* **TO DO**: Write the entries below out again exactly, but skip the pictures.

[Component data from apps and pages]
== Segment start ==
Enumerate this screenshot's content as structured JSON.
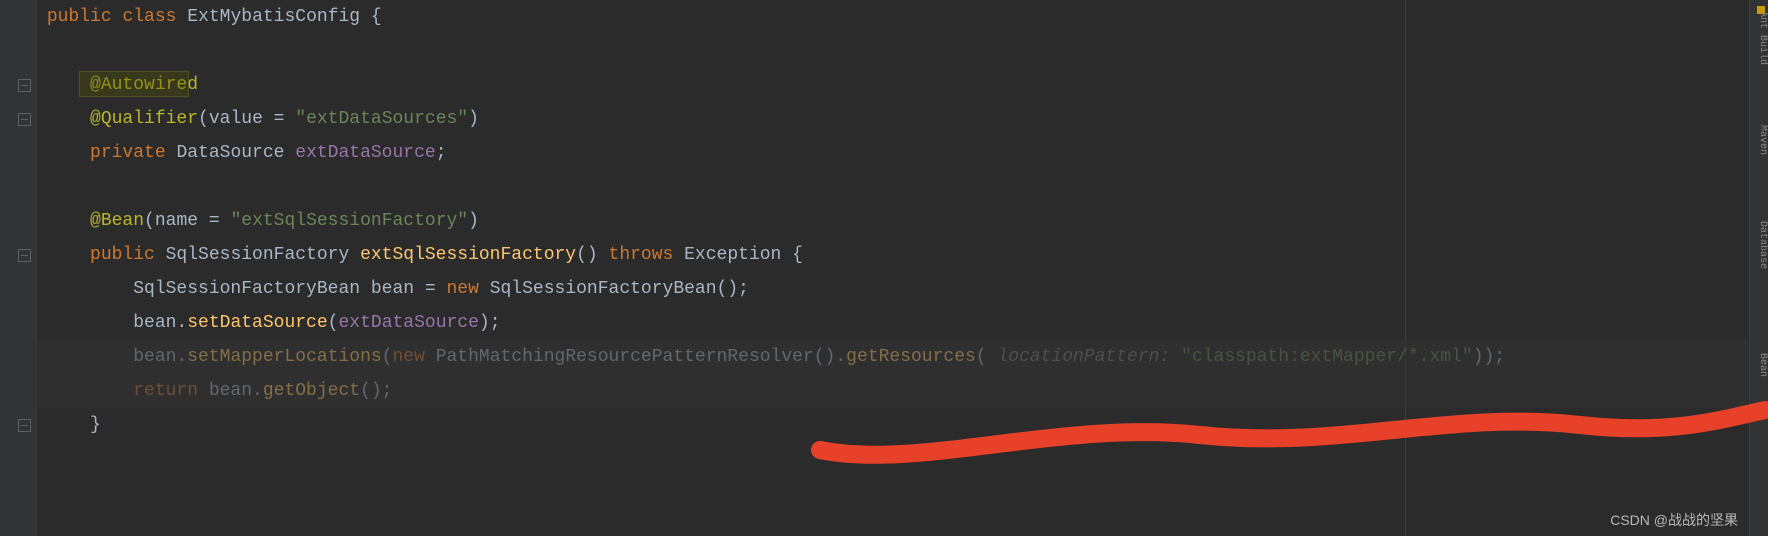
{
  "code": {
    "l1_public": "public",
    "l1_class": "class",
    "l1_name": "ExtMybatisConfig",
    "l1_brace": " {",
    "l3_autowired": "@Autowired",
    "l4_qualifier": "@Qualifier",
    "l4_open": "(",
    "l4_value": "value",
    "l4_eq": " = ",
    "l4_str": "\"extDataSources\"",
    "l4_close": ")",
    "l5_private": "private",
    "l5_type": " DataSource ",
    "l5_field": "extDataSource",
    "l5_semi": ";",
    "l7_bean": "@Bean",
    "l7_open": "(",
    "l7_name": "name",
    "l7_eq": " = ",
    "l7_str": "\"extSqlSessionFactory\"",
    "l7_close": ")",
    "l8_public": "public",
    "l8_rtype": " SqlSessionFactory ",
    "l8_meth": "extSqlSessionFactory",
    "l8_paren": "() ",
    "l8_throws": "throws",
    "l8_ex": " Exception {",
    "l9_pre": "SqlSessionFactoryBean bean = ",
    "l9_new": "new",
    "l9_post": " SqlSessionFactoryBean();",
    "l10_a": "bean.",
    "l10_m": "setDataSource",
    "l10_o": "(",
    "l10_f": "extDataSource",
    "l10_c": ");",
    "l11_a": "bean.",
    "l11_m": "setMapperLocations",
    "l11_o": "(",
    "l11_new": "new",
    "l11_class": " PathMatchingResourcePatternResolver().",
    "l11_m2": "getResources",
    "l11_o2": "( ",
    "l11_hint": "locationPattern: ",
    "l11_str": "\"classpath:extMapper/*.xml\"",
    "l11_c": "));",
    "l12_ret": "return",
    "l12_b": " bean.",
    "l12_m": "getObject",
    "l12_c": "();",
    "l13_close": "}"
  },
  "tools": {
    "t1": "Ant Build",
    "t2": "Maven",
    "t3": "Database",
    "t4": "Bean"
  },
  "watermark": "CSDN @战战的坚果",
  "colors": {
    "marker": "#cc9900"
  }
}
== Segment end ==
* **OUTPUT OF THE EXERCISE**:
Enumerate this screenshot's content as structured JSON.
{
  "code": {
    "l1_public": "public",
    "l1_class": "class",
    "l1_name": "ExtMybatisConfig",
    "l1_brace": " {",
    "l3_autowired": "@Autowired",
    "l4_qualifier": "@Qualifier",
    "l4_open": "(",
    "l4_value": "value",
    "l4_eq": " = ",
    "l4_str": "\"extDataSources\"",
    "l4_close": ")",
    "l5_private": "private",
    "l5_type": " DataSource ",
    "l5_field": "extDataSource",
    "l5_semi": ";",
    "l7_bean": "@Bean",
    "l7_open": "(",
    "l7_name": "name",
    "l7_eq": " = ",
    "l7_str": "\"extSqlSessionFactory\"",
    "l7_close": ")",
    "l8_public": "public",
    "l8_rtype": " SqlSessionFactory ",
    "l8_meth": "extSqlSessionFactory",
    "l8_paren": "() ",
    "l8_throws": "throws",
    "l8_ex": " Exception {",
    "l9_pre": "SqlSessionFactoryBean bean = ",
    "l9_new": "new",
    "l9_post": " SqlSessionFactoryBean();",
    "l10_a": "bean.",
    "l10_m": "setDataSource",
    "l10_o": "(",
    "l10_f": "extDataSource",
    "l10_c": ");",
    "l11_a": "bean.",
    "l11_m": "setMapperLocations",
    "l11_o": "(",
    "l11_new": "new",
    "l11_class": " PathMatchingResourcePatternResolver().",
    "l11_m2": "getResources",
    "l11_o2": "( ",
    "l11_hint": "locationPattern: ",
    "l11_str": "\"classpath:extMapper/*.xml\"",
    "l11_c": "));",
    "l12_ret": "return",
    "l12_b": " bean.",
    "l12_m": "getObject",
    "l12_c": "();",
    "l13_close": "}"
  },
  "tools": {
    "t1": "Ant Build",
    "t2": "Maven",
    "t3": "Database",
    "t4": "Bean"
  },
  "watermark": "CSDN @战战的坚果",
  "colors": {
    "marker": "#cc9900"
  }
}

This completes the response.